Holiday Hiatus

My poems and pix are being shelved for the next few weeks, as just as our cricket team do, I am going on a tour of New Zealand today. Nothing formal though, more like an exploration of the North and South Island, with a compañero who knows the lie of the land well. My boots will remain behind but walking sandals will be glad of a summer airing!!

I shall try to keep a journal and will update my travel blog as and when I can. Follow me over:-

Along the Long White Cloud

Carbon offsetting is one idea for climate conscious travellers but it’s akin to paying conscience money. We must just do less air travel to have any real impact so this will be the first and almost the last long haul flight I do. (Carbon offsets)

I am a terrible sailor so mostly I holiday in the UK by train -and do not own a car!

By the time Spring has begun to stir, I shall be back. Late February when the Chiffchaff, the first of our migrant passerines, has returned from West Africa and the Med. Hard to imagine those tiny wings being able to make long and arduous journeys, and now some of these birds in our more southerly counties, forgo the trip and stay out the winter, in the optimistic hope that it will be mild enough for them.

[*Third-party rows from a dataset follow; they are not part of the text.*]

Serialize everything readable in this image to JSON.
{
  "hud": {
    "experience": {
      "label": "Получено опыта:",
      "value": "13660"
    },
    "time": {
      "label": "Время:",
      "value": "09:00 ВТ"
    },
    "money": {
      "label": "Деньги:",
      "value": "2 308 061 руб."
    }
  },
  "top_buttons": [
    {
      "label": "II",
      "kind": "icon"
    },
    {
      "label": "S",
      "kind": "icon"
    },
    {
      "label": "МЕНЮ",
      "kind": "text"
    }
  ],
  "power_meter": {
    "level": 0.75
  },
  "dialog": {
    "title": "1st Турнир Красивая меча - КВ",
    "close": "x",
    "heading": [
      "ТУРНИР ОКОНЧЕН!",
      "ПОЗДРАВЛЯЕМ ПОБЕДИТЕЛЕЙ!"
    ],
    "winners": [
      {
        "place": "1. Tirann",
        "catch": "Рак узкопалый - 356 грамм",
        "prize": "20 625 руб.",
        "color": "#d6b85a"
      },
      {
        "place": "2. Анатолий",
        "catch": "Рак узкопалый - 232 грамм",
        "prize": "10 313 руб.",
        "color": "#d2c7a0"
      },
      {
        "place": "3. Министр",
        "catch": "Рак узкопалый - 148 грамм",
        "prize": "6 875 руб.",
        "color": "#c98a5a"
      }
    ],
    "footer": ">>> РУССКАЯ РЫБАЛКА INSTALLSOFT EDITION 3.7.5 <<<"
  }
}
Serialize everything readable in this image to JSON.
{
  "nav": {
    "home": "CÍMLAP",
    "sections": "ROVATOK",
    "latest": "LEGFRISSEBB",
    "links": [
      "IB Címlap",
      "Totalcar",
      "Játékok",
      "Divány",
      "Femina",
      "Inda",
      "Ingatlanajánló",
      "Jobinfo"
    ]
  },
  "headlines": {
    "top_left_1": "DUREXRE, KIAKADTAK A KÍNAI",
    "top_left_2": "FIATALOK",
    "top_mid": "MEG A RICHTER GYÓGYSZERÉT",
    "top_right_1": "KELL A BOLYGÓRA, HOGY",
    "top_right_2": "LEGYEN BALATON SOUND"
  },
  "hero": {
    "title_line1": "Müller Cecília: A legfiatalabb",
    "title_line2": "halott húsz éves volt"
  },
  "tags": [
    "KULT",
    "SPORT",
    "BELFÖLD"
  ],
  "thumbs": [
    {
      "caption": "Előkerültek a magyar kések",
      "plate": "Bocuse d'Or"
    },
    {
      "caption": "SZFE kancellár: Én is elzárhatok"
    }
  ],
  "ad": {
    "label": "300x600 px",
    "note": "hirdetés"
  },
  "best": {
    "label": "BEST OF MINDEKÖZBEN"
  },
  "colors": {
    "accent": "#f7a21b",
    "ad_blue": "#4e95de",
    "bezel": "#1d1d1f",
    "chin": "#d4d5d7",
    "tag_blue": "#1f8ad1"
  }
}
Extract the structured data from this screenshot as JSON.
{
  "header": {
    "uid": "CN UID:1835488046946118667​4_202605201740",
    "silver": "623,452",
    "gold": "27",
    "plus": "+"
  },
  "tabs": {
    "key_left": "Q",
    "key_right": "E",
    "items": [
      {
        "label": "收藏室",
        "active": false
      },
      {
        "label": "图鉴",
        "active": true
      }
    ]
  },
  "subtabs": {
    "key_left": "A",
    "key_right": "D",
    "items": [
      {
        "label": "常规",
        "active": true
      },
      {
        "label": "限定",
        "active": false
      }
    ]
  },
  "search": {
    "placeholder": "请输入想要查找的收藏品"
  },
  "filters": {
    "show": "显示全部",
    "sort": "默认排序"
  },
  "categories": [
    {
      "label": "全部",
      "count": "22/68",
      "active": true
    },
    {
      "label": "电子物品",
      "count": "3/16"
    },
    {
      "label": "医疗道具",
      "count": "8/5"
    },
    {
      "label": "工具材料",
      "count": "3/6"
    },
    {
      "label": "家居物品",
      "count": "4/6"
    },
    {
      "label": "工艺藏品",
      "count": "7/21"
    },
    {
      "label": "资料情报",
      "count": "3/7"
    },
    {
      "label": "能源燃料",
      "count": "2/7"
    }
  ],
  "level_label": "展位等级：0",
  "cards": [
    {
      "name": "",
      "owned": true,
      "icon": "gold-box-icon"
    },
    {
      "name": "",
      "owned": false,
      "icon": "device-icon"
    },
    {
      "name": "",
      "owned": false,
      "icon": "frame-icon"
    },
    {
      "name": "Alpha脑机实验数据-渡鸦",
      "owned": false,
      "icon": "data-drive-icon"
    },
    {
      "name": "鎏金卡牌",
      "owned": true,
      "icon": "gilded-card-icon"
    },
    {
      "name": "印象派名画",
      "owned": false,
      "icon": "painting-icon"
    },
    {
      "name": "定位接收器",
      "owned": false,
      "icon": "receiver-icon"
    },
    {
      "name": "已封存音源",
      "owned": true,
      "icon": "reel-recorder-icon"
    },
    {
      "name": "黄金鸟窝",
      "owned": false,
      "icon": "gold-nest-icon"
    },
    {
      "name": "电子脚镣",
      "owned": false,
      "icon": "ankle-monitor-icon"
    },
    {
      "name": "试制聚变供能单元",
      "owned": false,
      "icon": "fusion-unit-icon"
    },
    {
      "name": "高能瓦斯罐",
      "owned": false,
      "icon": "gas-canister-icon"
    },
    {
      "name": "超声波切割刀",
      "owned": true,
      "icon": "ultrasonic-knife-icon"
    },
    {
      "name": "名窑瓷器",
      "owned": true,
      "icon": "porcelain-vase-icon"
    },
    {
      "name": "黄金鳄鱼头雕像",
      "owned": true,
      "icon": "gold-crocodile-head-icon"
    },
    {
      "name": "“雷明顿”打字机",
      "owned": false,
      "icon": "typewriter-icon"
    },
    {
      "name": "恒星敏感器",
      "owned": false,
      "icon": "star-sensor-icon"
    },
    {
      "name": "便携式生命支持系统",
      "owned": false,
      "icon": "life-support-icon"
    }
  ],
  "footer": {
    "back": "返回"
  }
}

The year turns not on the sight of a flower or a butterfly but on a sound. In a brief snatch of simple, almost binary music. It is when you hear the [Chiffchaff’s] pattern of twinned notes, lobbed down jauntily from the summit of the handsomest tree around, that you know spring has arrived
The Times

I shall be listening out for this!

And as one old wag used to say to me: “When the bed falls in, I’ll see you in the spring!”

the wishbone

Wishbone, wishbone on a dish, pick it up and make a wish.
If I pull the wishbone right, I will get my wish tonight.

Another poultry Christmas, and paltry indeed
bantam weighted for one, pullet pulled
piece by piece over the fattened feasting days
crisp stripped to soupy bones and skin
nothing wasted of this small fowl sacrifice, even
the whitened wishbone

set aside to dry brittle, ready-forked
for that tug by two opposing pinkies
clavicle cleft from clavicle, the merry thought
the who-gets-the-fusion and the treasured wish
only then was I struck again, under the breast bone
winded, wounded with my loss
– the furcula, a piercing weapon, two-pronged
with only one to grasp it

So I hold to all the invocations we ever made
with bones, on starfall, or slipping singly
through kissing gates to seal a secret silent plea
with lips; always the same one, I can now reveal
wished for you Kol Tov* (all good things)
– even your death was merciful

*Kol Tov/Kol Tuv ~ hebrew ~ ‘be well’ – lit ‘all good things’

My first and last poem of 2020 until the Spring as I set off on my 6 week travels – Along the Long White Cloud – and having just enough time to join dVerse for an Open Link Night

Tangoed & Foxtrotting

Frequently I find inspiration in a given prompt and had intended yesterday to join Catherine’s word prompt ‘colour‘ which is a gift for any photographer.

For me however, colour is also one of the bigger challenges in photography as I find it quite tricky to handle. Never being quite satisfied with results I often seek sanctuary in monochrome.

Thus I thought I’d do some research to learn a bit more about colour photography – and before I knew it the day had passed but not before I had read

  • how light effects colour & how the camera sensor differs from our own visuals
  • the history of colour photography & Lumiere’s Autochrome
  • how to re-create Autochrome with an ICC profile in Photoshop

And today’s word challenge from Catherine is SLOW – and a lesson for yesterday too in that I might not have lost the day had I not tried to fit so much in so quickly. Did I mention I also signed up for an online Udemy course in ‘The Art of Finding light in Photography’?!

Slow Slow Quick Quick Slow – And now I learn there is a ‘Slow Photography Movement’ which I thoroughly concur with and am often aware of my rush to capture every moment and end up capturing a lot of dross but…

the real victim of fast photography is not the quality of the photos themselves. The victim is us. We lose something else: the experiential side, the joy of photography as an activity. And trying to fight this loss, to treat photography as an experience, not a means to an end, is the very definition of slow photography.”

” Step 1 in slow photography is spending a long time studying the subject. As one guide enjoins, “pay more attention to your subject than to your camera.”

That’s an order to actually use our eyes. It calls for consideration not just of what we think we see (a tree or a dog) but of the colours and shapes that present themselves.  “

I think this is one of the reasons I love photographing Suffolk so much – the pace is slow, the interruptions are few and far between and the scenery is seemingly empty, which make me look further into it.

History of Colour Photography
Understanding color in Photography
Using ICC Profiles for Creative Colour Control + downloads

Udemy courses: The Art of Finding Light in Photography

The slow-photography movement

And so today I’m joining Catherine’s’ 366/2020 word challenge with Slow where she invites us to write, photograph or turn it into art